Roisin Reade (Anglian Community Enterprise CIC)
“I am a Specialist Speech and Language Therapist working within the Early Supported Discharge Team for Stroke in North East Essex. In May 2012 I attended the Connect Conversation Partner Scheme. The scheme involves volunteers visiting a patient with aphasia in the community, with the aim of reducing their social isolation. Prior to entering the patient’s homes volunteers undergo training on communication skills, followed by an interactive session with ‘trainers’- stroke survivors who have communication difficulties ranging from mild to severe. The trainers provide feedback to volunteers on how to improve their communication abilities. Reflecting the motivation of our trainers we expanded our Conversation Partner Scheme. We are now training healthcare professionals and the public in the Colchester area. To date we have trained over 10
0 people including nurses, occupational therapists, physiotherapists, carers, family members, students and voluntary sector staff. On the 7th August I will share my experiences of setting up this training including what we achieved and the barriers we have overcome along the way.”
UCL Dept. of Language & Communication/Guys & St Thomas’s NHS Trust (Community Services)
Changing the Conversation: Looking for mechanisms of change in conversation therapy
Conversation therapy for people with aphasia and their partners seeks to make a difference to everyday interaction by bringing about change to the behaviour that both speakers use when managing the conversational difficulties caused by aphasia. While the evidence base for this approach continues to grow, questions of key clinical relevance remains under explored, such as: How does this treatment work?
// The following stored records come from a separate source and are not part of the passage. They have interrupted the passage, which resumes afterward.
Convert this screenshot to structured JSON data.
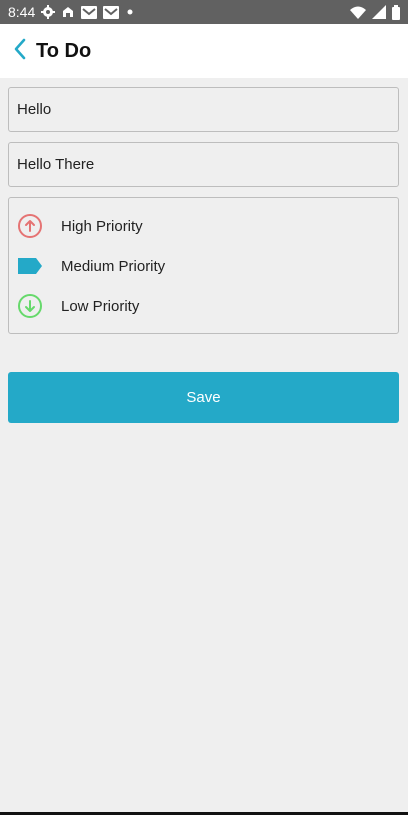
{
  "status_bar": {
    "time": "8:44",
    "left_icons": [
      "gear-icon",
      "notification-icon",
      "mail-icon",
      "mail-icon",
      "dot-icon"
    ],
    "right_icons": [
      "wifi-icon",
      "signal-icon",
      "battery-icon"
    ]
  },
  "header": {
    "title": "To Do",
    "back_icon": "chevron-left-icon"
  },
  "form": {
    "title_value": "Hello",
    "description_value": "Hello There"
  },
  "priority": {
    "options": [
      {
        "label": "High Priority",
        "icon": "arrow-up-circle-icon",
        "color": "#e57373"
      },
      {
        "label": "Medium Priority",
        "icon": "tag-icon",
        "color": "#24a9c8"
      },
      {
        "label": "Low Priority",
        "icon": "arrow-down-circle-icon",
        "color": "#66d96b"
      }
    ]
  },
  "actions": {
    "save_label": "Save"
  },
  "colors": {
    "accent": "#24a9c8",
    "status_bar": "#616161",
    "background": "#efefef"
  }
}
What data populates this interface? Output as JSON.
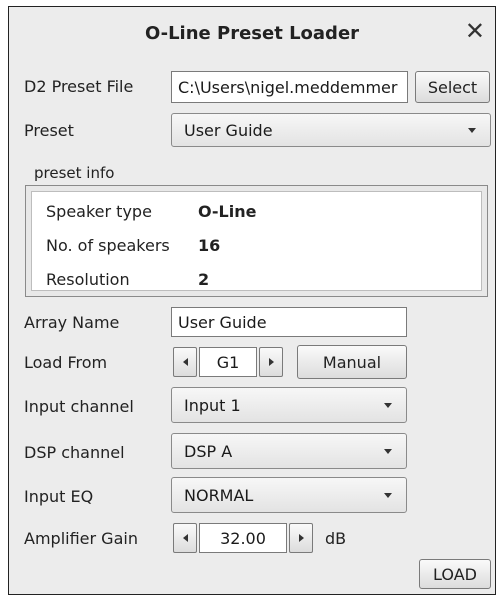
{
  "window": {
    "title": "O-Line Preset Loader",
    "close_glyph": "✕"
  },
  "d2_preset_file": {
    "label": "D2 Preset File",
    "value": "C:\\Users\\nigel.meddemmer",
    "select_button": "Select"
  },
  "preset": {
    "label": "Preset",
    "value": "User Guide"
  },
  "preset_info": {
    "group_label": "preset info",
    "speaker_type": {
      "label": "Speaker type",
      "value": "O-Line"
    },
    "num_speakers": {
      "label": "No. of speakers",
      "value": "16"
    },
    "resolution": {
      "label": "Resolution",
      "value": "2"
    }
  },
  "array_name": {
    "label": "Array Name",
    "value": "User Guide"
  },
  "load_from": {
    "label": "Load From",
    "value": "G1",
    "manual_button": "Manual"
  },
  "input_channel": {
    "label": "Input channel",
    "value": "Input 1"
  },
  "dsp_channel": {
    "label": "DSP channel",
    "value": "DSP A"
  },
  "input_eq": {
    "label": "Input EQ",
    "value": "NORMAL"
  },
  "amplifier_gain": {
    "label": "Amplifier Gain",
    "value": "32.00",
    "unit": "dB"
  },
  "load_button": "LOAD",
  "icons": {
    "close": "close-icon",
    "dropdown": "chevron-down-icon",
    "decrement": "arrow-left-icon",
    "increment": "arrow-right-icon"
  }
}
What aspects of this treatment work?
By drawing on models of behaviour and behaviour change developed in Health Psychology, my research aims to develop a systematic account of why speakers’ use the strategies they do (both helpful and unhelpful), and to provide some preliminary evidence about what areas may be most involved in the creation of long lasting changes to conversational behaviour.
This talk will aim to briefly introduce you to a model of behaviour designed to support intervention planning, as well as to the qualitative methodology I am using to structure this exploratory investigation. Data for the study comes from 16 previous participants in a conversation therapy program – 8 of whom are speakers with aphasia and 8 of whom are their chosen conversation partners. Discussions and
interviews before, during and after therapy make up the data set. Research is currently ongoing, however I hope to bring some of the emerging findings regarding the factors supporting and hindering change in conversation, as well as evidence for mechanisms of change. Comments and feedback will be most welcome!
Dr Celia Woolf
Will be talking about her current research project entitled: ‘Remote Aphasia Therapy: a feasibility study‘
Sharon will be releasing tickets via Events this Friday, so please do come along (we promise to make sure we have enough water for everyone’s tea and coffee this time!).
In the meantime if anyone else has any small(ish) pieces of information or requests for help with research or anything else connected to research in aphasia that they would like to bring up with members between now and the 7th or at our next meeting please do get in touch.
Otherwise enjoy the sunshine and see you in August!